"You exploited what you believed was a weakness because the HMRC trusted businesses and individuals to declare and pay the taxes they owed.
"Your motivation was greed as you wanted a more expensive and glamorous lifestyle than your legitimate income could provide and you used your various businesses as a mechanism to fund your lifestyle."
CPS legal manager Gurminder Sanghera added: “Ben Richardson did all he could to evade paying his fair share to society through his control of these companies.
"He was determined to make as much money as he could to pay off his spiralling debts and fund his lifestyle and evaded paying more than £2m in tax.
"Evading taxation is not a victimless crime.
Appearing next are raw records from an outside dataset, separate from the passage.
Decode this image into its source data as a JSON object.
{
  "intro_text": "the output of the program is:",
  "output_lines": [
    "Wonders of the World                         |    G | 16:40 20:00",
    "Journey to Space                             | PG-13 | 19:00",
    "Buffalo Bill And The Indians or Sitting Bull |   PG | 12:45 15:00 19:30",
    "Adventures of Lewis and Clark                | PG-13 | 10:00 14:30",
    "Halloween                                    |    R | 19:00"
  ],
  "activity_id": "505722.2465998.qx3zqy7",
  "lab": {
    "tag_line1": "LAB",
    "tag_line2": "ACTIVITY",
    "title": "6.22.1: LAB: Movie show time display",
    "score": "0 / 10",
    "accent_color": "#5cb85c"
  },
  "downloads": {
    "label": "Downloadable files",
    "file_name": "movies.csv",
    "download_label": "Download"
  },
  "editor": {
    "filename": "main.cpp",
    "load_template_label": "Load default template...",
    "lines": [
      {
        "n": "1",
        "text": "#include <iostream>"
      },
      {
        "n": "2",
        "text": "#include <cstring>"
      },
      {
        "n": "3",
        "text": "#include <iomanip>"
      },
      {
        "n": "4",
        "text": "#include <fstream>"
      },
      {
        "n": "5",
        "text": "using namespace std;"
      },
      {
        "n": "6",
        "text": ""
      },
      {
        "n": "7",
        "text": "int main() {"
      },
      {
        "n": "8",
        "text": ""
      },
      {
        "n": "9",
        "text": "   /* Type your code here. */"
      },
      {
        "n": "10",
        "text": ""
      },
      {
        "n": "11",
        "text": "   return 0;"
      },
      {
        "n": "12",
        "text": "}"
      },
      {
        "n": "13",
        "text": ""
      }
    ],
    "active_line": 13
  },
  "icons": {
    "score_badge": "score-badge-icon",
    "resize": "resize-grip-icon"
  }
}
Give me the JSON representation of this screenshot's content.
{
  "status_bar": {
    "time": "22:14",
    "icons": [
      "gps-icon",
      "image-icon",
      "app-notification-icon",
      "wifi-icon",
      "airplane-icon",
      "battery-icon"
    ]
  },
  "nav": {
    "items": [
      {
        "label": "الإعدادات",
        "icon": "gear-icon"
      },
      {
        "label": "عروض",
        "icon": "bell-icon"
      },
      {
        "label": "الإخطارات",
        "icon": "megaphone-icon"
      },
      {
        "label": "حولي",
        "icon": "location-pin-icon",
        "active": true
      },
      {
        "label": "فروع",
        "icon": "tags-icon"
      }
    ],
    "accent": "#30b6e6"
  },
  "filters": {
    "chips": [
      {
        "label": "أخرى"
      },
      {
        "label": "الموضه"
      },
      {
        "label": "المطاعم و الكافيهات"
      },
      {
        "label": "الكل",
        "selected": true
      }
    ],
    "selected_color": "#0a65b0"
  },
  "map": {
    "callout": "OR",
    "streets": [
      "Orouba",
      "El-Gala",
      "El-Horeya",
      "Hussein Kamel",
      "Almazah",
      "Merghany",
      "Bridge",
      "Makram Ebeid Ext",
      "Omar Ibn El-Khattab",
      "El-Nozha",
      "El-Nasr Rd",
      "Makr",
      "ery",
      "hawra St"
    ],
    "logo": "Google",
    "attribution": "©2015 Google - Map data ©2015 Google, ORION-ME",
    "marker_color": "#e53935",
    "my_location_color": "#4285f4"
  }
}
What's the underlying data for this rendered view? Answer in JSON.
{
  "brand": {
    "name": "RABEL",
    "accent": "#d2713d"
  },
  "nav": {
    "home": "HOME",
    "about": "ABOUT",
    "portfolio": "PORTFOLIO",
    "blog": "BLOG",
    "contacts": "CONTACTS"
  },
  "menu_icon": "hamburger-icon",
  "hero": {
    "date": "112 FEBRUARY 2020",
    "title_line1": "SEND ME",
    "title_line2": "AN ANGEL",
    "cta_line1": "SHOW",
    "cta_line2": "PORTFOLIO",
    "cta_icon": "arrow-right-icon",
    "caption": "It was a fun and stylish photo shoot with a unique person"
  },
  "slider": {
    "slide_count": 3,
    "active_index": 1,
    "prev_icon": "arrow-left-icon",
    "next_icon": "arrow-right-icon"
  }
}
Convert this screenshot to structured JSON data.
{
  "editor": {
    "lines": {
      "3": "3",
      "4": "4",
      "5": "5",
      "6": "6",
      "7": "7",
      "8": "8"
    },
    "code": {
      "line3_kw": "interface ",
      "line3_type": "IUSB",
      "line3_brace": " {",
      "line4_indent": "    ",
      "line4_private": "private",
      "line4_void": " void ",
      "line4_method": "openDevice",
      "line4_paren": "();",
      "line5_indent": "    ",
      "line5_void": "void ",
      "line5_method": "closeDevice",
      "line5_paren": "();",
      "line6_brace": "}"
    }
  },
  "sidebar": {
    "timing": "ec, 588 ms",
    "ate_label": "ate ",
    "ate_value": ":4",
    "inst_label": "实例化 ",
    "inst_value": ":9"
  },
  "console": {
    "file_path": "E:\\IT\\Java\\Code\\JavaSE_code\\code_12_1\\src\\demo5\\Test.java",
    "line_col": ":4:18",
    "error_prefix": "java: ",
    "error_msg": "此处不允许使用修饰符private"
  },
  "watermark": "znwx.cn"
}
The public rely on the revenue generated by tax to fund essential services, like the National Health Service and education.
"The dishonest evasion of VAT, income tax and National Insurance therefore impacts on us all."
He said the CPS would pursue confiscation proceedings to "prevent these defendants enjoying the ongoing benefit of their criminal conduct".
Pete Vivian, Assistant Director, Fraud Investigation Service, HMRC, said: "Ben Richardson stole from the taxpayer to fund a lifestyle that was out of his reach.
"He evaded taxes, ran up debts and closed businesses with an expectation that the honest, tax paying majority would pick up the tab.
"He’s started a lengthy prison sentence and we continue to work with CPS colleagues to recover his ill-gotten gains."
He said all four convictions were testament to the dedication of HMRC investigators who launched three linked investigations.